"all the ways to customize your GUI, from panels to widgets and everything in-between. Don't worry, there will be a ton of transparency effects for those interested in cloning the Windows 7 GUI. There will even be some effects, like expo for Compiz Fusion, never before seen on a Windows machine."
Can't wait for that article, Adam.
- the article does state that you need a valid XP install media - meaning, that you should have a Windows XP license with it. Say, the one that came with the computer you converted to Linux... Moreover, if you happen to install an 'update' version of Windows, you lose the right to install both the older and newer OS on the machine (check EULA) - so you'd need to spring for a 'full' version of either. Linux has no EULA (only the GPL, which essentially says 'use at will') so you can use the former OEM OS (presumably Win XP - lower-end Vista have EULA limitations) in a VM, IF KEPT ON THAT 'REAL' MACHINE.
- DirectX acceleration is available in VirtualBox (this is not the case with VirtualPC), but it is experimental. Essentially, it creates an OpenGL context on the host OS (Linux or Windows), a virtual 3D device on the guest OS, provides a DirectX to OpenGL translator and a WGL to XGL passthrough (think Wine) - giving the guest OS accelerated OpenGL and DirectX capabilities. Note that currently, the OpenGL option is considered more stable than DirectX, because like Wine's WGL to XGL passthrough driver, there's (almost) no code translation required. As far as I know, there is no passthrough option available for DirectX (thus Windows on Windows has no advantage over windows on Linux - it's even worse, due to Windows on Linux making use of Linux's much faster I/O capabilities - my test results, not mine).
- The vbox 'CPU cores' options defines how many cores are emulated on the host; as far as I know, vbox ain't multithreaded yet. Think SMP emulation for the host. You should also enable IO APIC emulation with it, and this may be unstable in WinXP.
About .tar.gz packages: they can contain both binaries and source code; thing is, in Linux, it's often more practical to ship source code and make the user compile it, but the user has to know which is what. If we take Skype's example, there are two .tar.gz available: the 'dynamic' one will make use of local libraries already installed on your machine (mainly Qt), the 'static' is a complete package that doesn't require any extra install (but is a much bigger download). On Xvid's page though, the .tar.gz package only contains source code; you have to enter the directory that contains the UNIX-like source, and do 'magic':
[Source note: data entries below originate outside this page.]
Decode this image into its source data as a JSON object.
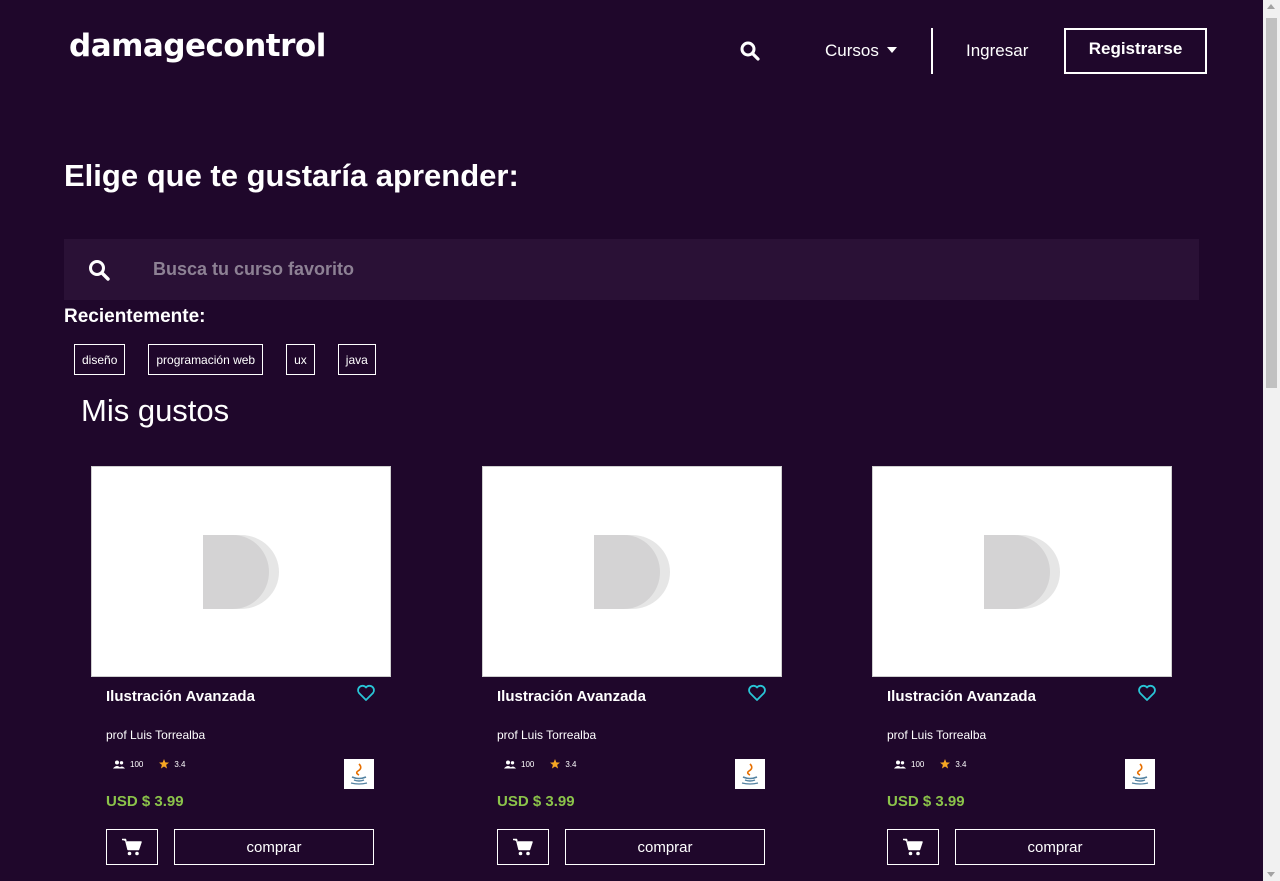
{
  "header": {
    "logo": "damagecontrol",
    "courses_label": "Cursos",
    "login_label": "Ingresar",
    "register_label": "Registrarse",
    "search_icon": "search-icon"
  },
  "main": {
    "title": "Elige que te gustaría aprender:",
    "search": {
      "placeholder": "Busca tu curso favorito",
      "value": ""
    },
    "recent_label": "Recientemente:",
    "recent_tags": [
      "diseño",
      "programación web",
      "ux",
      "java"
    ],
    "section_title": "Mis gustos"
  },
  "colors": {
    "background": "#1f072b",
    "search_background": "#2a1136",
    "price": "#8bc34a",
    "heart": "#29c5d6",
    "star": "#f5a623"
  },
  "cards": [
    {
      "title": "Ilustración Avanzada",
      "author": "prof Luis Torrealba",
      "students": "100",
      "rating": "3.4",
      "price": "USD $ 3.99",
      "buy_label": "comprar"
    },
    {
      "title": "Ilustración Avanzada",
      "author": "prof Luis Torrealba",
      "students": "100",
      "rating": "3.4",
      "price": "USD $ 3.99",
      "buy_label": "comprar"
    },
    {
      "title": "Ilustración Avanzada",
      "author": "prof Luis Torrealba",
      "students": "100",
      "rating": "3.4",
      "price": "USD $ 3.99",
      "buy_label": "comprar"
    }
  ]
}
./configure --help ## that parses the 'configure' script and recaps default compilation and install settings. Read it thoroughly. Don't forget the './', required to run the local version; otherwise, Linux will default to 'configure' located in /usr/bin, which is NOT the same.
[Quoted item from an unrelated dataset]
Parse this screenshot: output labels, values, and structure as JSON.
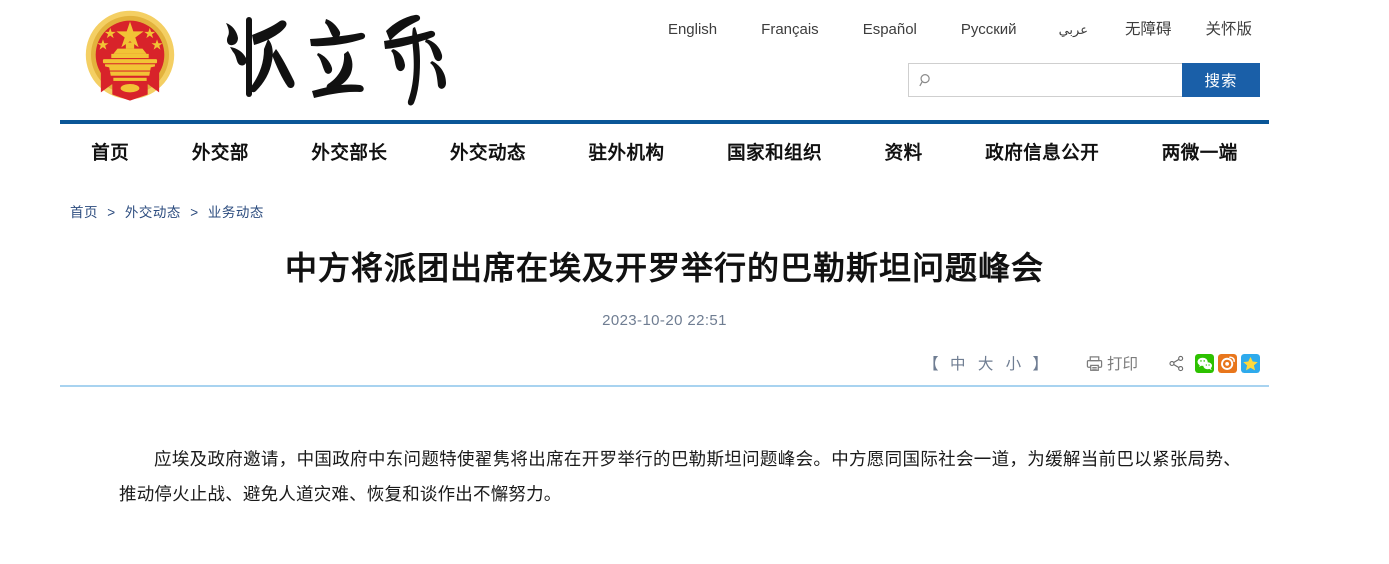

./configure ## that checks for dependencies on the system and prepares the build; if it can't find a compiler or any other required dependency it'll abort: install GCC and whatever library is missing (you may need the -dev or -devel package). If it can't find NASM, an assembly optimizer, it'll revert to slow 'pure C' implementation - and say so. Thus, read ./configure's output. Install optional dependencies for those features you need. You may need to pass options defined in the --help.
make ## that will actually start the compile job, according to the last ./configure run (some will actually run configure with default settings first; it is also possible that there is no ./configure script). It should take a few minutes depending on how fast your processor is.
make install ## to be run as root. Will add libraries and binaries in default paths on your system, overwriting existing files. If run as user, will probably fail. You may run into dependency hell if you overwrite existing critical files.
For actual, package-dependent instructions, read the README files that are found inside the package. Most will sum up the above, others may give different instructions.
Some packages (mainly daily builds) will actually require tools like 'automake' that parse the current source files, create a ./configure script and run it.